7. The plan and process of creating wealth is most important.
As David Chilton (The Wealthy Barber) said, "Ninety percent of wealth creation is spending less than you make." The power of compound interest means that investing regularly at an early age can outweigh the return of periodic "hot" investments. A plan with clear goals and measurable objectives for wealth accumulation beats opportunistic investing. Work your plan with how much and when to invest and don't fret the "what".
The wealth creation goal Mary and I established was to be financially independent by age 50 or at least by 55. Independent for us meant not having to be dependent on future work income, government benefits, or company pension plans. Our plan of consistent investment of 10-20% of my earnings, the growing economy, and some good luck enabled us to reach our goal at age 50. While there was no theme for our success, three farms and solid blue chip-stocks (Bell Canada was our rock) were the winners. The duds were 80% of our mutual funds. Near disasters were Massey Ferguson, Dennison Mines and Royal Trust (near disasters because they were preferred shares and we did receive some compensation).
8. Invest in things you like and are going to use.
Investing is more fun when the things you buy can enhance your everyday life or provide enjoyable activities. I have reported my fondness for the Bank of Nova Scotia stock as Nova Scotia is the location of the Dimock ancestral home in Canada and my father's birthplace. Our three houses have been marvelous investments as have our two cottages. We enjoyed a vacation farm so much that we moved to it after six years and commuted by train to work in Montreal. When we moved to Guelph, we bought another farm near the city. Our hobby farms have been the single biggest contributor to our wealth creation and my physical health and emotional well-being.

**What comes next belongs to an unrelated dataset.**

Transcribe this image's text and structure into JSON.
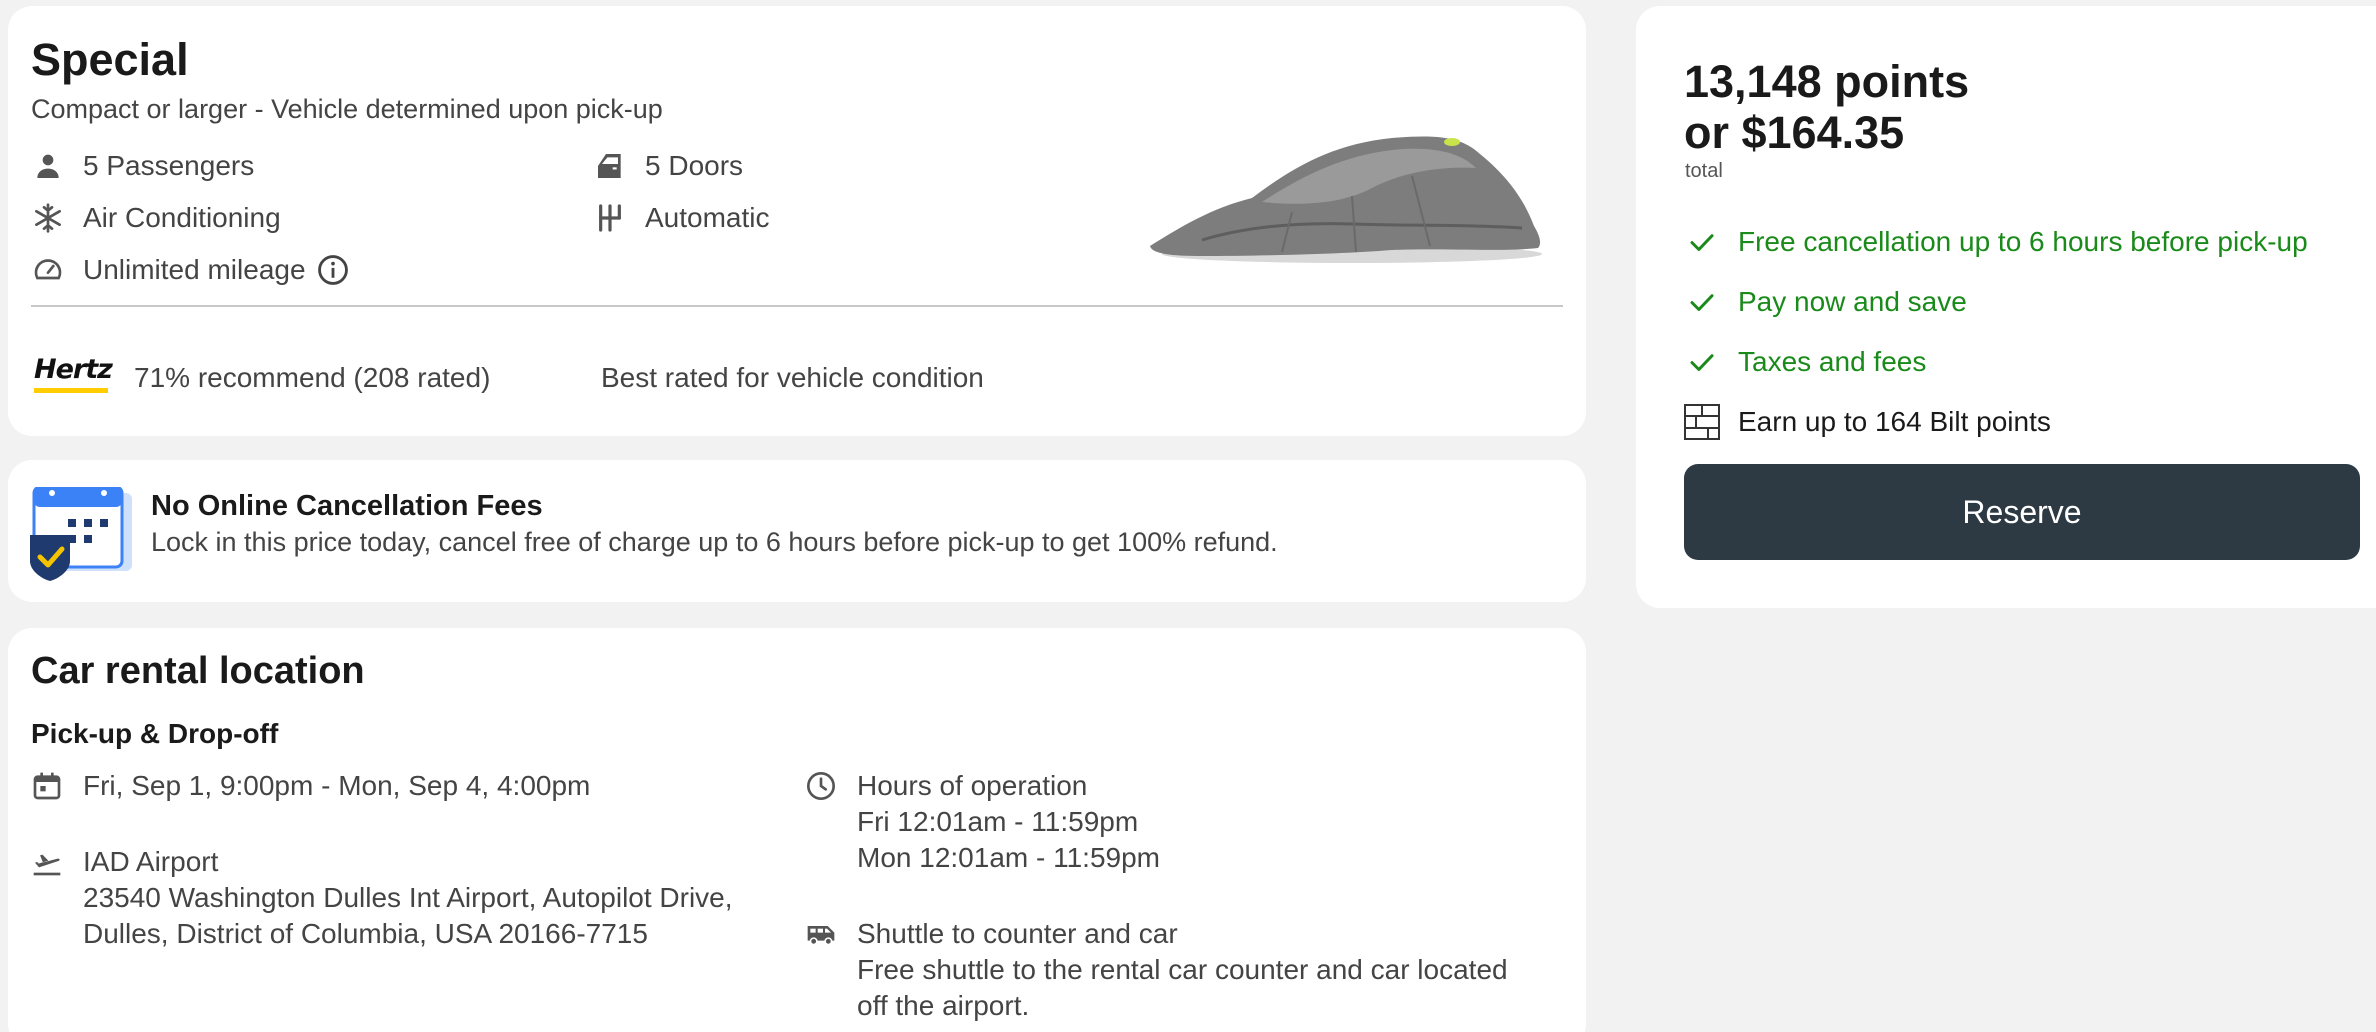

9. Be very careful with mutual funds.
The media hype on mutual funds can be very misleading if not pure B.S. (beguiling statements). The management expenses plus brokerage fees for the average Canadian equity fund is over 2.8% a year. Over a fifteen-year period about one fund in ten will beat the index of stocks to which it is related. The proliferation of iUnits and exchange-traded funds covering most markets mean you can be diversified, playa global or specialized market and beat most mutual funds while deferring tax on the fund's yearly earnings and capital gains.
I was an enthusiastic mutual fund participant with my first purchase 45 years ago (AGF Growth). As I watched their performance and studied them more carefully, I have reduced my enthusiasm and most of my fund holdings. The two I haven't sold, all or part of, are ABC Fully Managed and Trimark Fund (though it is on my watch list after 3-4 years of mediocre performance).
10. Stay the course.
I did not start to increase our net worth until I had a plan with clear and attainable goals and yearly measurable objectives to see how we were doing. I have worked hard not to get suckered out of position by flaky trends and the media hype over the sexy avant-guard investment or hot stock.
I did get scammed by a persuasive salesperson on a penny gold mine stock. Well, everyone knows better, but there is nothing like learning from experience. The stock changed its name and then mysteriously disappeared. During the run-up of sexy high-tech stocks, I held the course but got caught by the Nortel shares I inherited from my large Bell Canada holdings.
My attempts to predict the market have also met with failure. I sold Imperial Tobacco (Imasco) when I saw a series of lawsuits coming. By selling, I also lost Shoppers Drug Mart and Canada Trust. Even after they were sold, all three did well.
Stay the course or as Tom Peters said of the best run companies (In Search of Excellence) “ stick to your knitting” – what you know best – and “never acquire any business you don’t know how to run”.